Most prominent of this illustrious family was John Hanning Speke (1827 – 1864), an officer in the British Indian Army and an explorer who, along with Richard F Burton, discovered the source of the Nile. He is buried at Dowlish.
The village itself must be one of the prettiest in Somerset; it is the home of the famous and award-winning, Perry’s Cider; it has an artist’s studio and shop; and a well known pub, the New Inn. Some of the original village families remain one of which has four generations living in the village; but in common with all our parishes, the high price of housing means that getting onto the property ladder is very expensive.
There are a number of large and well-supported oganisations in Dowlish, amongst which is: the Church, Speke Hall, Festival Society, Playing Fields and Monday Croquette. These all thrive and provide a welcome focus for village life which is both fun and useful. Dowlish is well known for its sense of community spirit; it is a close knit village were the inhabitants look out for, and care about, each other.
The Church is much loved and supported by people of other religious denominations or none. The congregation genuinely seek to provide a place of quiet and reflection for everyone and religious services which might appeal to as wide a range of beliefs and needs as possible.
Whilst maintaining a Victorian building will never be easy, the Church Council works hard to raise money for the fabric and mission, and regularly raises separate funds for other charities (in the summer nearly £700 was raised for the Children’s Society).
The parish now includes the ancient benefice of Moolham, where the churchyard remains open; beautifully cared for and much loved. There was a church there until about the C16th, possibly made of wood. There are two traditions as to why the church disappeared but the churchyard remained. One has it that the church twice burned down and the parishioners thought this might be a sign, so they moved to the stone build Dowlish church.

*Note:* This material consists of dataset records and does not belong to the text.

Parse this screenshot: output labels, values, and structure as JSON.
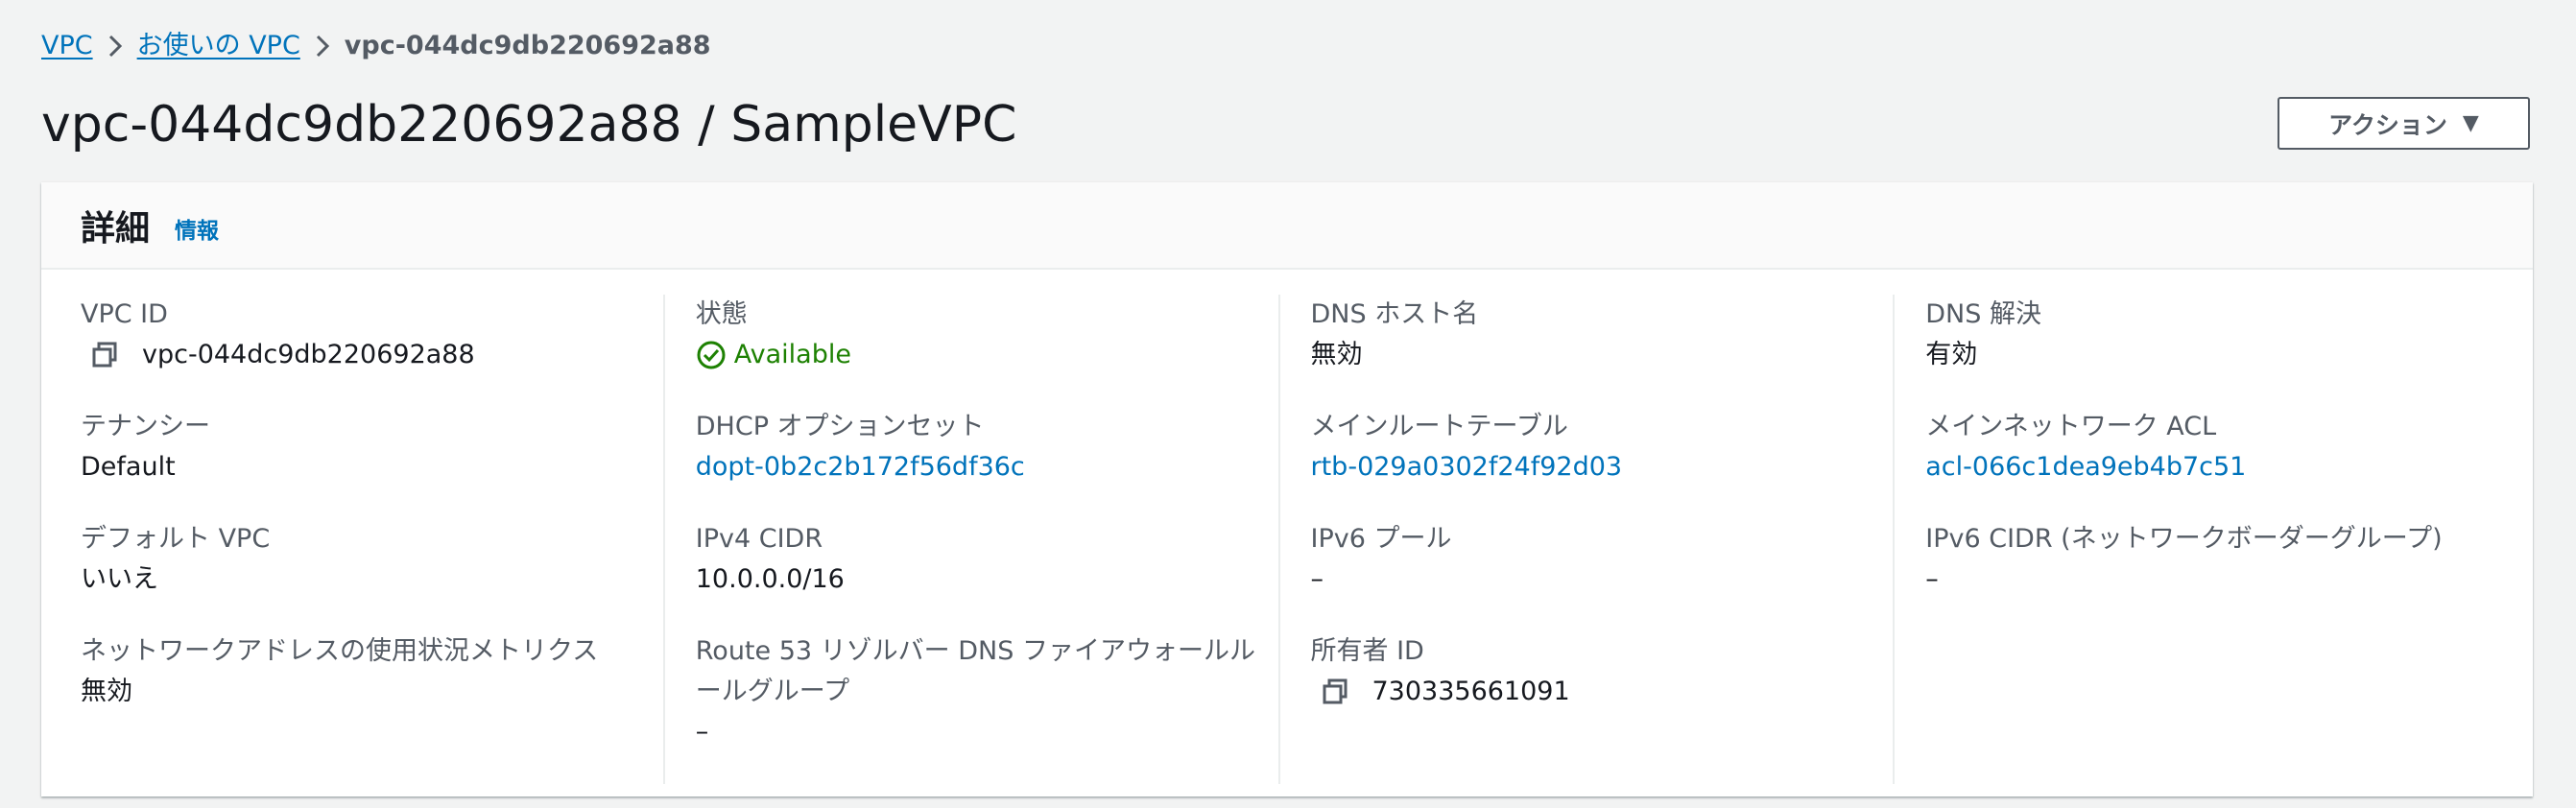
{
  "breadcrumb": {
    "items": [
      "VPC",
      "お使いの VPC"
    ],
    "current": "vpc-044dc9db220692a88"
  },
  "page_title": "vpc-044dc9db220692a88 / SampleVPC",
  "actions_button": "アクション",
  "details": {
    "title": "詳細",
    "info": "情報",
    "columns": [
      [
        {
          "label": "VPC ID",
          "value": "vpc-044dc9db220692a88"
        },
        {
          "label": "テナンシー",
          "value": "Default"
        },
        {
          "label": "デフォルト VPC",
          "value": "いいえ"
        },
        {
          "label": "ネットワークアドレスの使用状況メトリクス",
          "value": "無効"
        }
      ],
      [
        {
          "label": "状態",
          "value": "Available"
        },
        {
          "label": "DHCP オプションセット",
          "value": "dopt-0b2c2b172f56df36c"
        },
        {
          "label": "IPv4 CIDR",
          "value": "10.0.0.0/16"
        },
        {
          "label": "Route 53 リゾルバー DNS ファイアウォールルールグループ",
          "value": "–"
        }
      ],
      [
        {
          "label": "DNS ホスト名",
          "value": "無効"
        },
        {
          "label": "メインルートテーブル",
          "value": "rtb-029a0302f24f92d03"
        },
        {
          "label": "IPv6 プール",
          "value": "–"
        },
        {
          "label": "所有者 ID",
          "value": "730335661091"
        }
      ],
      [
        {
          "label": "DNS 解決",
          "value": "有効"
        },
        {
          "label": "メインネットワーク ACL",
          "value": "acl-066c1dea9eb4b7c51"
        },
        {
          "label": "IPv6 CIDR (ネットワークボーダーグループ)",
          "value": "–"
        }
      ]
    ]
  },
  "colors": {
    "link": "#0073bb",
    "status_available": "#1d8102",
    "label": "#545b64",
    "text": "#16191f"
  },
  "icons": {
    "breadcrumb_separator": "chevron-right-icon",
    "copy": "copy-icon",
    "status": "check-circle-icon",
    "dropdown": "caret-down-icon"
  }
}
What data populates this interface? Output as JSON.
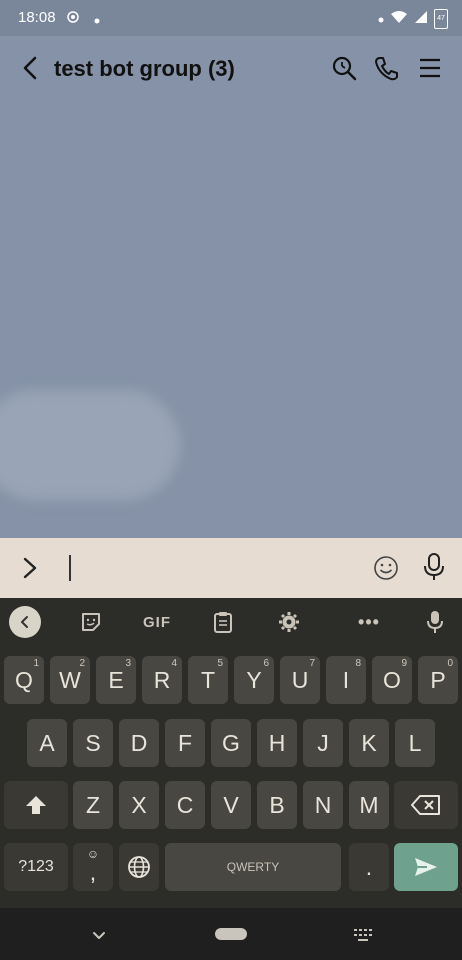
{
  "status_bar": {
    "time": "18:08",
    "battery_level": "47",
    "icons": [
      "gps-icon",
      "notification-dot-icon",
      "wifi-icon",
      "signal-icon",
      "battery-icon"
    ]
  },
  "chat": {
    "title": "test bot group (3)",
    "header_icons": [
      "back-arrow-icon",
      "search-icon",
      "phone-icon",
      "menu-icon"
    ]
  },
  "input_bar": {
    "value": "",
    "placeholder": ""
  },
  "keyboard": {
    "toolbar": {
      "gif_label": "GIF",
      "more_label": "•••",
      "icons": [
        "back-icon",
        "sticker-icon",
        "clipboard-icon",
        "settings-icon",
        "mic-icon"
      ]
    },
    "row1": [
      {
        "label": "Q",
        "hint": "1"
      },
      {
        "label": "W",
        "hint": "2"
      },
      {
        "label": "E",
        "hint": "3"
      },
      {
        "label": "R",
        "hint": "4"
      },
      {
        "label": "T",
        "hint": "5"
      },
      {
        "label": "Y",
        "hint": "6"
      },
      {
        "label": "U",
        "hint": "7"
      },
      {
        "label": "I",
        "hint": "8"
      },
      {
        "label": "O",
        "hint": "9"
      },
      {
        "label": "P",
        "hint": "0"
      }
    ],
    "row2": [
      "A",
      "S",
      "D",
      "F",
      "G",
      "H",
      "J",
      "K",
      "L"
    ],
    "row3": [
      "Z",
      "X",
      "C",
      "V",
      "B",
      "N",
      "M"
    ],
    "row4": {
      "symbols_label": "?123",
      "comma_label": ",",
      "space_label": "QWERTY",
      "period_label": "."
    }
  },
  "colors": {
    "chat_bg": "#8592a7",
    "input_bg": "#e6dcd2",
    "keyboard_bg": "#2c2c28",
    "key_bg": "#484741",
    "send_key": "#6fa28e"
  }
}
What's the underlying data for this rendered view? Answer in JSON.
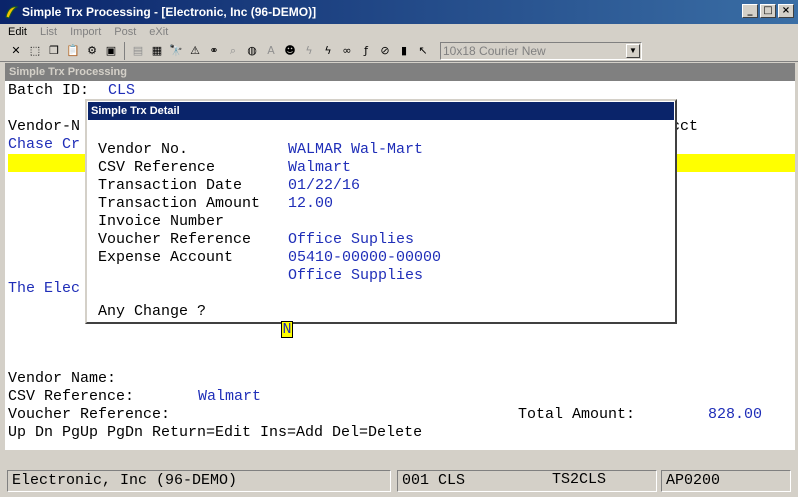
{
  "window": {
    "title": "Simple Trx Processing - [Electronic, Inc (96-DEMO)]",
    "minimize": "_",
    "maximize": "□",
    "close": "×"
  },
  "menu": {
    "edit": "Edit",
    "list": "List",
    "import": "Import",
    "post": "Post",
    "exit": "eXit"
  },
  "toolbar": {
    "font_select": "10x18 Courier New"
  },
  "inner_window": {
    "title": "Simple Trx Processing"
  },
  "screen": {
    "batch_label": "Batch ID:",
    "batch_value": "CLS",
    "vendor_header_partial": "Vendor-N",
    "acct_partial": "cct",
    "chase_partial": "Chase Cr",
    "electronic_partial": "The Elec",
    "vendor_name_label": "Vendor Name:",
    "csv_ref_label": "CSV Reference:",
    "csv_ref_value": "Walmart",
    "voucher_ref_label": "Voucher Reference:",
    "total_label": "Total Amount:",
    "total_value": "828.00",
    "help_line": "Up Dn PgUp PgDn Return=Edit Ins=Add Del=Delete"
  },
  "dialog": {
    "title": "Simple Trx Detail",
    "fields": [
      {
        "label": "Vendor No.",
        "value": "WALMAR Wal-Mart"
      },
      {
        "label": "CSV Reference",
        "value": "Walmart"
      },
      {
        "label": "Transaction Date",
        "value": "01/22/16"
      },
      {
        "label": "Transaction Amount",
        "value": "12.00"
      },
      {
        "label": "Invoice Number",
        "value": ""
      },
      {
        "label": "Voucher Reference",
        "value": "Office Suplies"
      },
      {
        "label": "Expense Account",
        "value": "05410-00000-00000"
      },
      {
        "label": "",
        "value": "Office Supplies"
      }
    ],
    "prompt": "Any Change ?",
    "answer": "N"
  },
  "status": {
    "company": "Electronic, Inc (96-DEMO)",
    "batch": "001 CLS",
    "program": "TS2CLS",
    "code": "AP0200"
  }
}
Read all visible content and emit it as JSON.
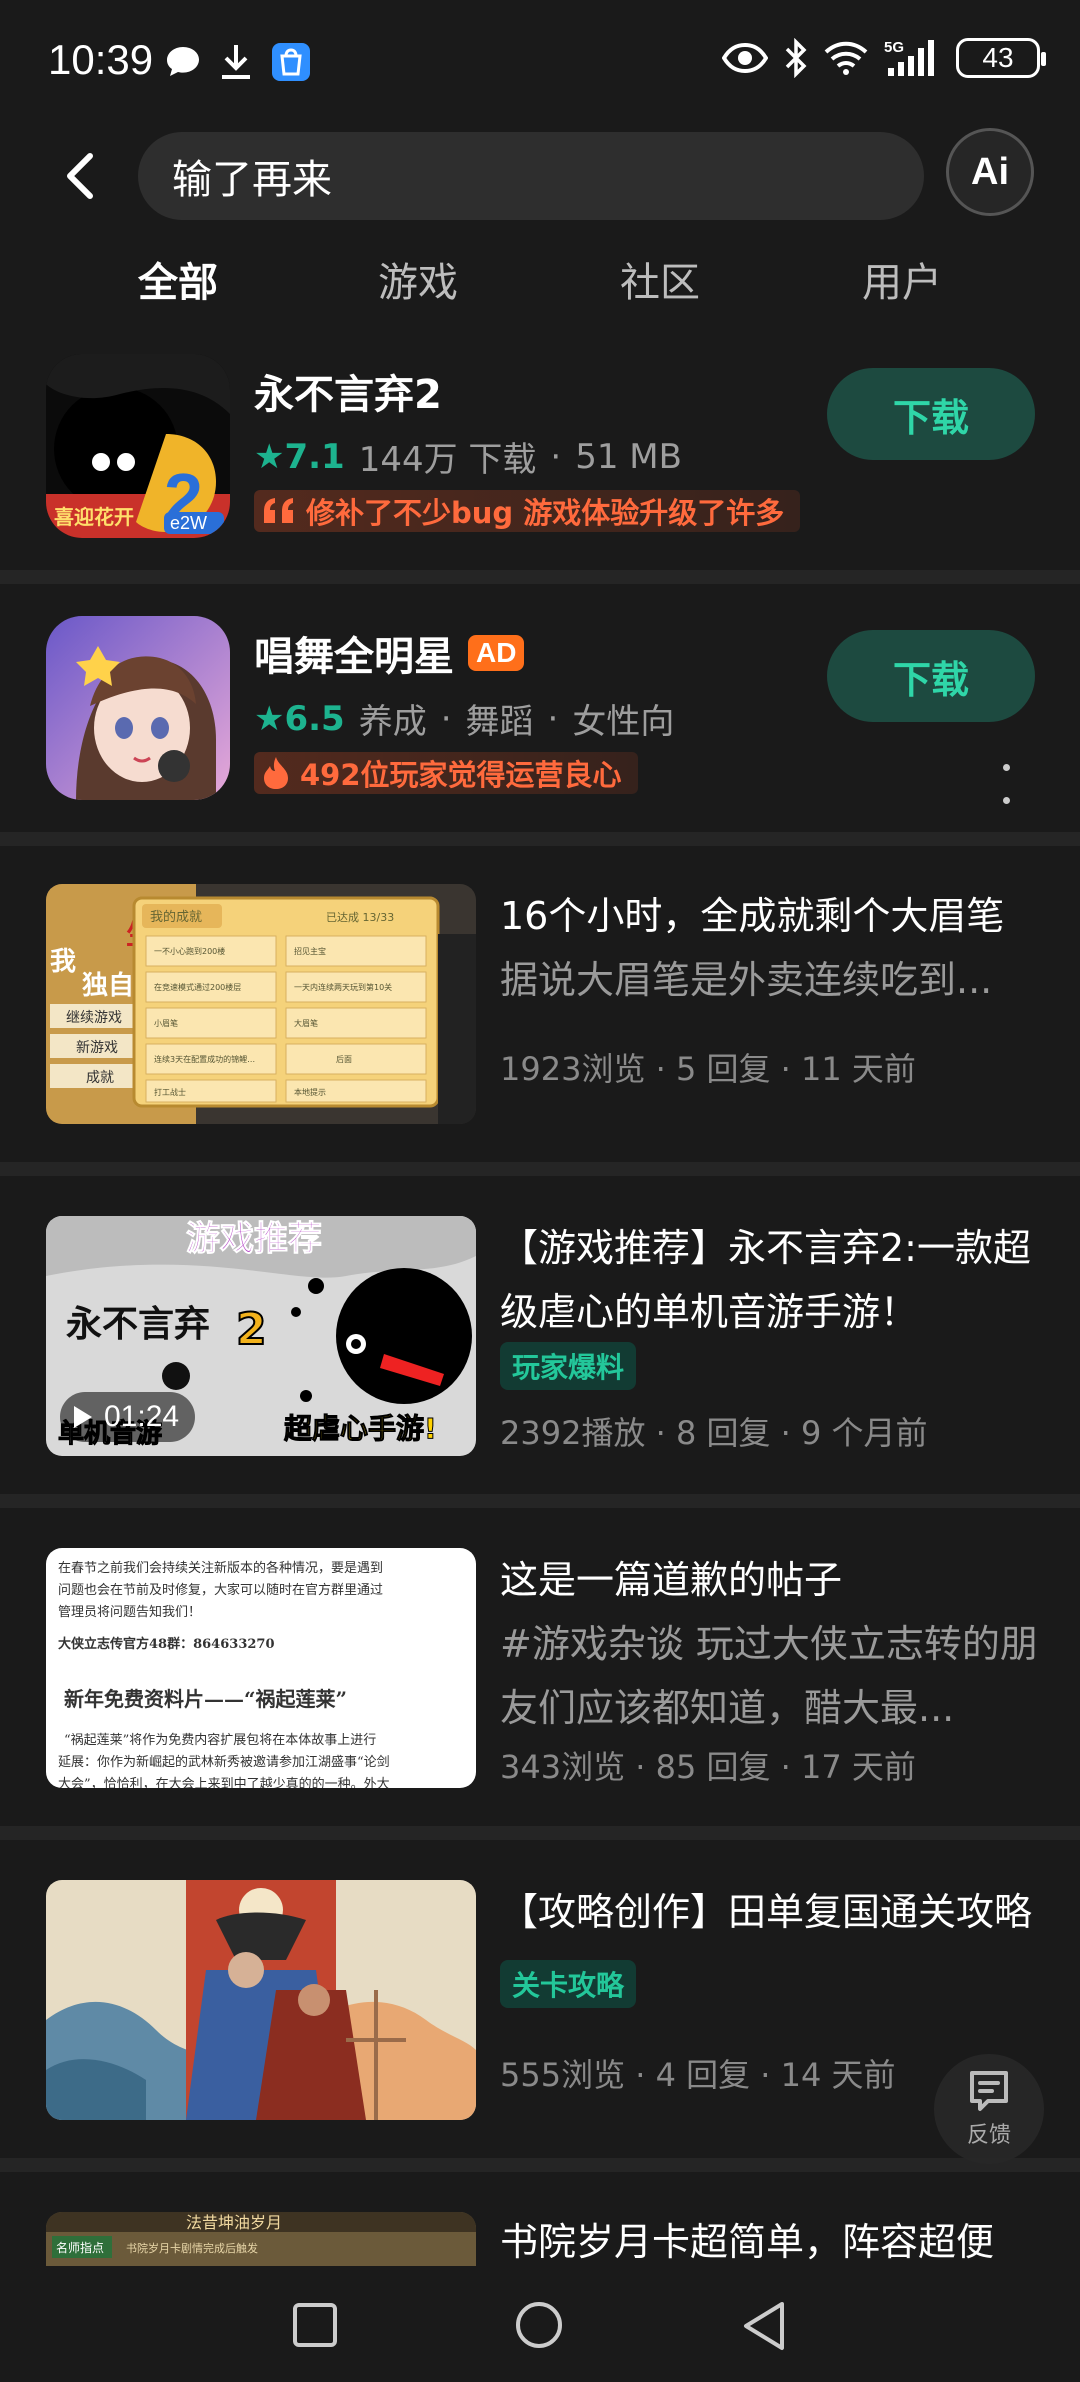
{
  "status_bar": {
    "time": "10:39",
    "battery": "43",
    "network": "5G"
  },
  "search": {
    "query": "输了再来",
    "ai_label": "Ai"
  },
  "tabs": [
    {
      "label": "全部",
      "active": true
    },
    {
      "label": "游戏",
      "active": false
    },
    {
      "label": "社区",
      "active": false
    },
    {
      "label": "用户",
      "active": false
    }
  ],
  "games": [
    {
      "title": "永不言弃2",
      "rating": "7.1",
      "meta1": "144万 下载",
      "meta2": "51 MB",
      "tag": "修补了不少bug 游戏体验升级了许多",
      "button": "下载"
    },
    {
      "title": "唱舞全明星",
      "ad": "AD",
      "rating": "6.5",
      "meta1": "养成",
      "meta2": "舞蹈",
      "meta3": "女性向",
      "tag": "492位玩家觉得运营良心",
      "button": "下载"
    }
  ],
  "posts": [
    {
      "title": "16个小时，全成就剩个大眉笔",
      "subtitle": "据说大眉笔是外卖连续吃到...",
      "meta": "1923浏览 · 5 回复 · 11 天前",
      "thumb": {
        "left_words": [
          "我",
          "生",
          "独自"
        ],
        "menu": [
          "继续游戏",
          "新游戏",
          "成就"
        ],
        "panel_title": "我的成就",
        "panel_count": "已达成 13/33",
        "cells": [
          "一不小心跑到200楼",
          "招见主宝",
          "在竞速模式通过200楼层",
          "一天内连续两天玩到第10关",
          "小眉笔",
          "大眉笔",
          "连续3天在配置成功的锦鲤…",
          "后面",
          "打工战士",
          "本地提示"
        ]
      }
    },
    {
      "title": "【游戏推荐】永不言弃2:一款超级虐心的单机音游手游！",
      "tag": "玩家爆料",
      "meta": "2392播放 · 8 回复 · 9 个月前",
      "duration": "01:24",
      "thumb": {
        "top": "游戏推荐",
        "name": "永不言弃",
        "bottom_left": "单机音游",
        "bottom_right": "超虐心手游!"
      }
    },
    {
      "title": "这是一篇道歉的帖子",
      "subtitle": "#游戏杂谈 玩过大侠立志转的朋友们应该都知道，醋大最...",
      "meta": "343浏览 · 85 回复 · 17 天前",
      "thumb": {
        "l1": "在春节之前我们会持续关注新版本的各种情况，要是遇到",
        "l2": "问题也会在节前及时修复，大家可以随时在官方群里通过",
        "l3": "管理员将问题告知我们！",
        "l4": "大侠立志传官方48群：864633270",
        "l5": "新年免费资料片——“祸起莲莱”",
        "l6": "“祸起莲莱”将作为免费内容扩展包将在本体故事上进行",
        "l7": "延展：你作为新崛起的武林新秀被邀请参加江湖盛事“论剑",
        "l8": "大会”，恰恰利，在大会上来到中了越少真的的一种。外大"
      }
    },
    {
      "title": "【攻略创作】田单复国通关攻略",
      "tag": "关卡攻略",
      "meta": "555浏览 · 4 回复 · 14 天前"
    },
    {
      "title": "书院岁月卡超简单，阵容超便",
      "thumb": {
        "banner": "法昔坤油岁月",
        "cap": "名师指点",
        "desc": "书院岁月卡剧情完成后触发"
      }
    }
  ],
  "feedback_label": "反馈",
  "colors": {
    "accent": "#1db38f",
    "background": "#1a1a1a",
    "tag_orange": "#ff6a3d"
  }
}
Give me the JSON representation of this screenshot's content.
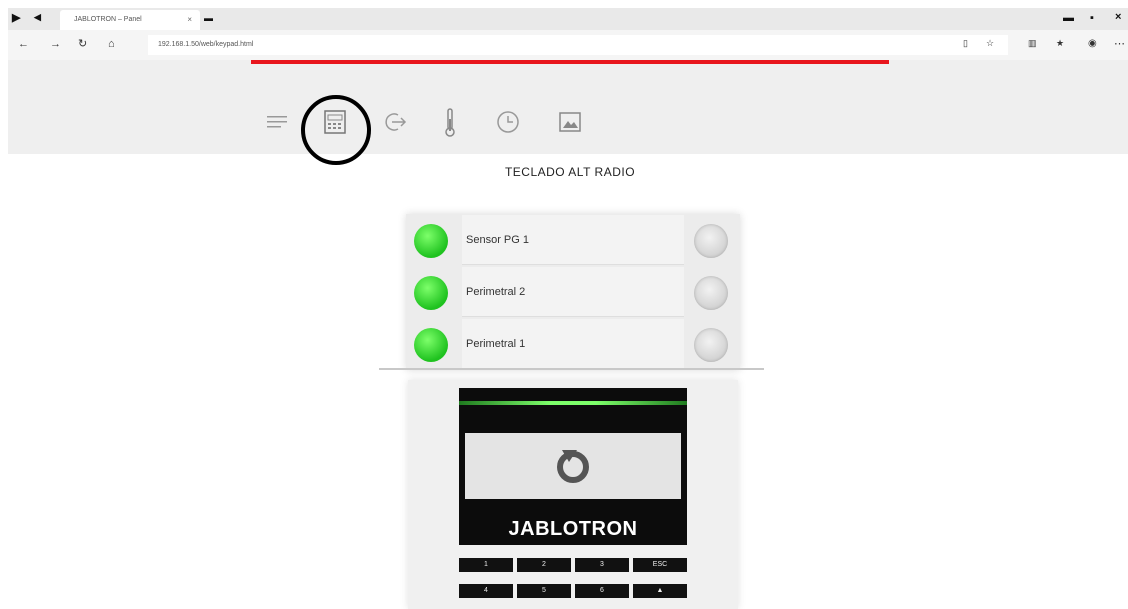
{
  "browser": {
    "tab_title": "JABLOTRON – Panel",
    "tab_close": "×",
    "new_tab": "▬",
    "address": "192.168.1.50/web/keypad.html",
    "window_minimize": "▬",
    "window_restore": "▪",
    "window_close": "×"
  },
  "toolbar": {
    "icons": [
      "menu-icon",
      "keypad-icon",
      "logout-icon",
      "thermometer-icon",
      "clock-icon",
      "image-icon"
    ]
  },
  "page": {
    "title": "TECLADO ALT RADIO"
  },
  "segments": [
    {
      "label": "Sensor PG 1",
      "led": "green"
    },
    {
      "label": "Perimetral 2",
      "led": "green"
    },
    {
      "label": "Perimetral 1",
      "led": "green"
    }
  ],
  "keypad": {
    "brand": "JABLOTRON",
    "keys_row1": [
      "1",
      "2",
      "3",
      "ESC"
    ],
    "keys_row2": [
      "4",
      "5",
      "6",
      "▲"
    ]
  },
  "colors": {
    "progress": "#e8161d",
    "led_on": "#2fd02f"
  }
}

The other story is that when Moolham tried to rebuild their church, the folk from Ilminster kept stealing the building materials! I’ll say no more!!